Gonzalez gained an .024-second advantage out of the gate on Frigo, but that’s where the disparities ended. The two were .985 to .984 to 60-feet, 2.615 to 2.631 at 330-feet, 3.845 at 201.16 mph to 3.847 at 202.39 mph, and 4.887 to 4.889 to 1,000-feet.
While the margin of victory was .0242-seconds — decided entirely on the tree — the two crossed the stripe with identical 5.766-second elapsed times and both at 256.70 mph.
Matching elapsed times down to the third digit isn’t entirely uncommon, particularly in a heads-up category as tight as Pro Modified with two nearly identical cars, but the odds on any given run still aren’t particularly high. Obviously, the further to the right you go, the less probability there is of matching any single digit (because both cars were very likely going to run 5-something, and from there, that they would both run 5.7-something carries its own set of odds, and so on).
Likewise, that both cars could trap 256 mph is also highly possible, but moving to the right of the decimal point and matching those numbers, as well, is pure insanity. There are 99 possible numbers (.00 through .99), meaning between the two cars, there are 10,000 different possible number combinations.

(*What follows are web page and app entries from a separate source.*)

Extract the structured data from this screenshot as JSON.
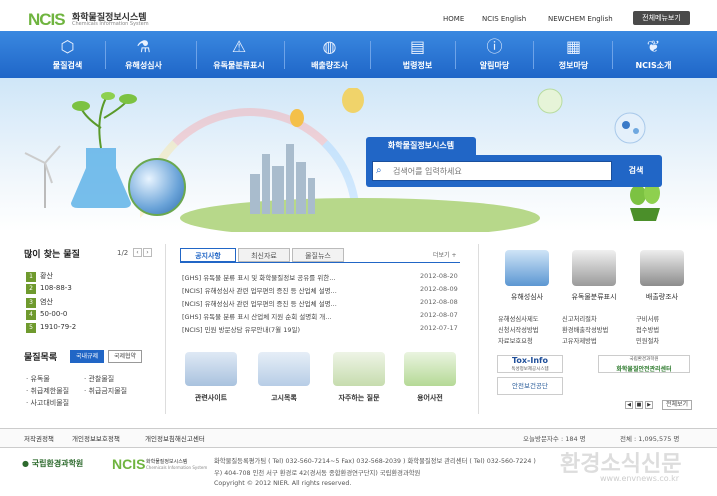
{
  "header": {
    "logo_mark": "NCIS",
    "logo_kr": "화학물질정보시스템",
    "logo_en": "Chemicals Information System",
    "links": [
      "HOME",
      "NCIS English",
      "NEWCHEM English"
    ],
    "all_menu": "전체메뉴보기"
  },
  "gnb": [
    {
      "label": "물질검색",
      "icon": "molecule-icon"
    },
    {
      "label": "유해성심사",
      "icon": "flask-icon"
    },
    {
      "label": "유독물분류표시",
      "icon": "warning-icon"
    },
    {
      "label": "배출량조사",
      "icon": "globe-icon"
    },
    {
      "label": "법령정보",
      "icon": "book-icon"
    },
    {
      "label": "알림마당",
      "icon": "alert-icon"
    },
    {
      "label": "정보마당",
      "icon": "board-icon"
    },
    {
      "label": "NCIS소개",
      "icon": "leaf-icon"
    }
  ],
  "search": {
    "title": "화학물질정보시스템",
    "placeholder": "검색어를 입력하세요",
    "button": "검색"
  },
  "popular": {
    "title": "많이 찾는 물질",
    "page": "1/2",
    "items": [
      {
        "rank": "1",
        "name": "황산"
      },
      {
        "rank": "2",
        "name": "108-88-3"
      },
      {
        "rank": "3",
        "name": "염산"
      },
      {
        "rank": "4",
        "name": "50-00-0"
      },
      {
        "rank": "5",
        "name": "1910-79-2"
      }
    ]
  },
  "substance_list": {
    "title": "물질목록",
    "tabs": [
      "국내규제",
      "국제협약"
    ],
    "items": [
      "유독물",
      "관찰물질",
      "취급제한물질",
      "취급금지물질",
      "사고대비물질"
    ]
  },
  "notice": {
    "tabs": [
      "공지사항",
      "최신자료",
      "물질뉴스"
    ],
    "more": "더보기 +",
    "rows": [
      {
        "title": "[GHS] 유독물 분류 표시 및 화학물질정보 공유를 위한...",
        "date": "2012-08-20"
      },
      {
        "title": "[NCIS] 유해성심사 관련 업무편의 증진 등 산업체 설명...",
        "date": "2012-08-09"
      },
      {
        "title": "[NCIS] 유해성심사 관련 업무편의 증진 등 산업체 설명...",
        "date": "2012-08-08"
      },
      {
        "title": "[GHS] 유독물 분류 표시 산업체 지원 순회 설명회 개...",
        "date": "2012-08-07"
      },
      {
        "title": "[NCIS] 민원 방문상담 유무안내(7월 19일)",
        "date": "2012-07-17"
      }
    ]
  },
  "quick": [
    "관련사이트",
    "고시목록",
    "자주하는 질문",
    "용어사전"
  ],
  "services": {
    "items": [
      "유해성심사",
      "유독물분류표시",
      "배출량조사"
    ],
    "links": [
      [
        "유해성심사제도",
        "신고처리절차",
        "구비서류"
      ],
      [
        "신청서작성방법",
        "환경배출작성방법",
        "접수방법"
      ],
      [
        "자료보호요청",
        "고유자제방법",
        "민원절차"
      ]
    ],
    "banners": [
      "Tox-Info",
      "독성정보제공시스템",
      "국립환경과학원",
      "화학물질안전관리센터",
      "안전보건공단"
    ],
    "view_all": "전체보기"
  },
  "footer": {
    "links": [
      "저작권정책",
      "개인정보보호정책",
      "개인정보침해신고센터"
    ],
    "today_label": "오늘방문자수 : 184 명",
    "total_label": "전체 : 1,095,575 명",
    "org": "국립환경과학원",
    "ncis": "NCIS",
    "ncis_kr": "화학물질정보시스템",
    "ncis_en": "Chemicals Information System",
    "address_lines": [
      "화학물질등록평가팀 ( Tel) 032-560-7214~5 Fax) 032-568-2039 ) 화학물질정보 관리센터 ( Tel) 032-560-7224 )",
      "우) 404-708 인천 서구 환경로 42(경서동 종합환경연구단지) 국립환경과학원",
      "Copyright © 2012 NIER. All rights reserved."
    ],
    "watermark": "환경소식신문",
    "watermark_url": "www.envnews.co.kr"
  }
}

By the time you factor up the odds of matching all the digits of both the elapsed time and speed, you end up with a once-in-a-lifetime occurrence that’s right there with the dead-heat Top Fuel race between J.R. Todd and Doug Kalitta in 2016 and the double perfect lights recorded by Erica Enders and Jonathan Gray in Pro Stock in 2014.
If anyone reading this is a mathematician and wants to give this a shot, we’d love to hear the calculations!
Editors note: Drag racing historian/statistician Bret Kepner sent us a note that he’d personally witnessed two such occurrences previously — one at an American Hot Rod Association event in 1982 and another at a United Drag Racers Association meet in 1989.